In advertising, our version of conducting a scientific experiment is writing copy. This process involves creating a final product where the copy is able to assist in the overall effectiveness of an advertisement.
Where adding too much of a specific chemical can cause an explosion, forcing the creation of a new word or an inappropriate message can result in disaster. While I appreciate if you take my word for it, examples of good copy and bad copy do a better job of showing how crucial it is to display your message in the right light.
With a phrase that seemed to be resting in the cliche´ graveyard, the Shatto Milk Company was able to bring “I scream, you scream, we all scream for ice cream” back to life. One key aspect of successful copywriting is the ability to transform a previous idea into one of your own.
This advertisement was able to do so by changing the ending of the phrase into a joke. While the humor was one contributing factor of this advertisement being an example of good copy, there was more. This line was immediately followed by “Screamingly good ice cream”, providing the product with a catchy and effective tagline.

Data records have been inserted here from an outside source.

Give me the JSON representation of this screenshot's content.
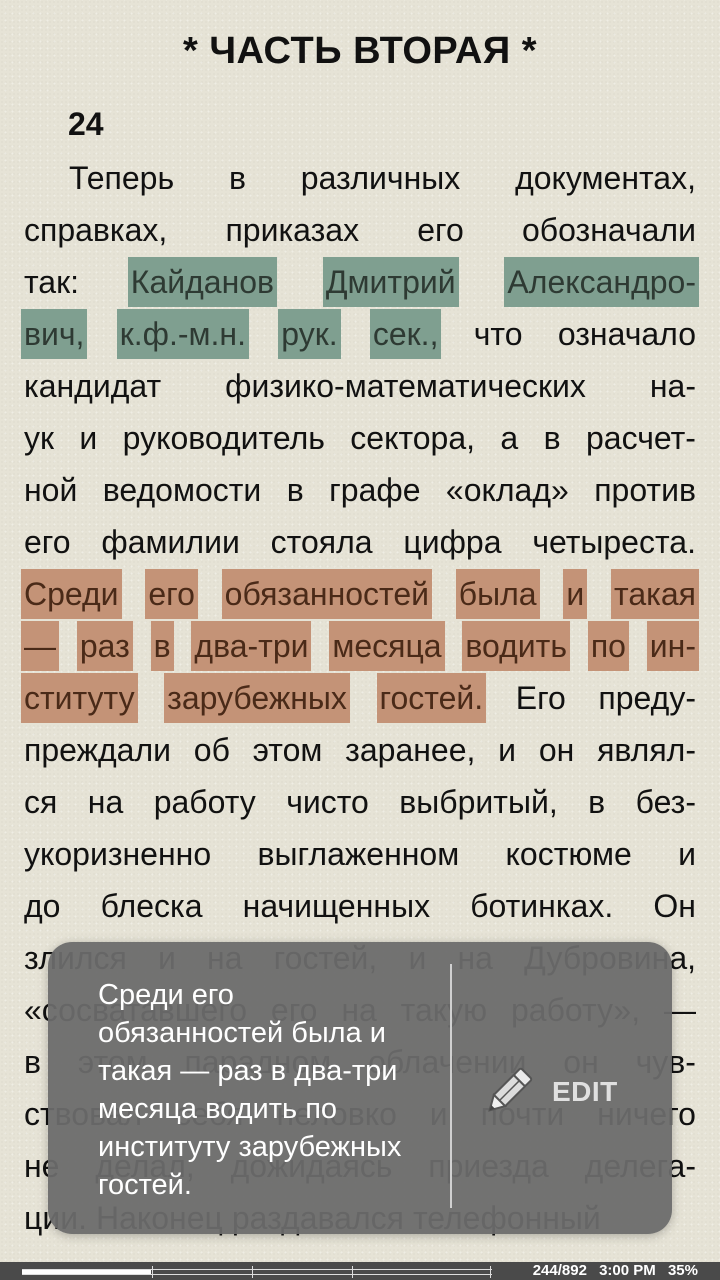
{
  "book": {
    "chapter_title": "* ЧАСТЬ ВТОРАЯ *",
    "section_number": "24",
    "lines": [
      {
        "words": [
          "Теперь",
          "в",
          "различных",
          "документах,"
        ],
        "indent": true
      },
      {
        "words": [
          "справках,",
          "приказах",
          "его",
          "обозначали"
        ]
      },
      {
        "words": [
          "так:",
          "Кайданов",
          "Дмитрий",
          "Александро-"
        ],
        "hl": {
          "start": 1,
          "end": 3,
          "color": "green"
        }
      },
      {
        "words": [
          "вич,",
          "к.ф.-м.н.",
          "рук.",
          "сек.,",
          "что",
          "означало"
        ],
        "hl": {
          "start": 0,
          "end": 3,
          "color": "green"
        }
      },
      {
        "words": [
          "кандидат",
          "физико-математических",
          "на-"
        ]
      },
      {
        "words": [
          "ук",
          "и",
          "руководитель",
          "сектора,",
          "а",
          "в",
          "расчет-"
        ]
      },
      {
        "words": [
          "ной",
          "ведомости",
          "в",
          "графе",
          "«оклад»",
          "против"
        ]
      },
      {
        "words": [
          "его",
          "фамилии",
          "стояла",
          "цифра",
          "четыреста."
        ]
      },
      {
        "words": [
          "Среди",
          "его",
          "обязанностей",
          "была",
          "и",
          "такая"
        ],
        "hl": {
          "start": 0,
          "end": 5,
          "color": "orange"
        }
      },
      {
        "words": [
          "—",
          "раз",
          "в",
          "два-три",
          "месяца",
          "водить",
          "по",
          "ин-"
        ],
        "hl": {
          "start": 0,
          "end": 7,
          "color": "orange"
        }
      },
      {
        "words": [
          "ституту",
          "зарубежных",
          "гостей.",
          "Его",
          "преду-"
        ],
        "hl": {
          "start": 0,
          "end": 2,
          "color": "orange"
        }
      },
      {
        "words": [
          "преждали",
          "об",
          "этом",
          "заранее,",
          "и",
          "он",
          "являл-"
        ]
      },
      {
        "words": [
          "ся",
          "на",
          "работу",
          "чисто",
          "выбритый,",
          "в",
          "без-"
        ]
      },
      {
        "words": [
          "укоризненно",
          "выглаженном",
          "костюме",
          "и"
        ]
      },
      {
        "words": [
          "до",
          "блеска",
          "начищенных",
          "ботинках.",
          "Он"
        ]
      },
      {
        "words": [
          "злился",
          "и",
          "на",
          "гостей,",
          "и",
          "на",
          "Дубровина,"
        ]
      },
      {
        "words": [
          "«сосватавшего",
          "его",
          "на",
          "такую",
          "работу»,",
          "—"
        ]
      },
      {
        "words": [
          "в",
          "этом",
          "парадном",
          "облачении",
          "он",
          "чув-"
        ]
      },
      {
        "words": [
          "ствовал",
          "себя",
          "неловко",
          "и",
          "почти",
          "ничего"
        ]
      },
      {
        "words": [
          "не",
          "делал,",
          "дожидаясь",
          "приезда",
          "делега-"
        ]
      },
      {
        "words": [
          "ции.",
          "Наконец",
          "раздавался",
          "телефонный"
        ],
        "last": true
      }
    ]
  },
  "popup": {
    "note_text": "Среди его обязанностей была и такая — раз в два-три месяца водить по институту зарубежных гостей.",
    "edit_label": "EDIT",
    "edit_icon": "pencil-icon"
  },
  "status": {
    "page": "244/892",
    "time": "3:00 PM",
    "battery": "35%",
    "progress": 0.274
  },
  "colors": {
    "highlight_green": "#7f9f90",
    "highlight_orange": "#c49377",
    "page_background": "#e6e3d6",
    "popup_background": "#6c6c6c"
  }
}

After the face palms and eye-rolls, let us see why this is bad copy. Regional Brazilian beer Boca Maldita seems to be suggesting that when life gives you lemons, have a beer. Further reinforcing how this is an ineffective advertisement is the tagline; “Some days you just want to forget.” When writing copy, the reaction from your target audience is one of your top if not the highest priority. Promoting drinking after an upsetting experience could lead to members of the audience to be enraged and stop buying your product.
As a marketing scientist, you are constantly putting ideas together to see how well they can convey your message. While no experiment is completed in one attempt, using the strategies of others as well as your previous ideas can help turn it into a success over time.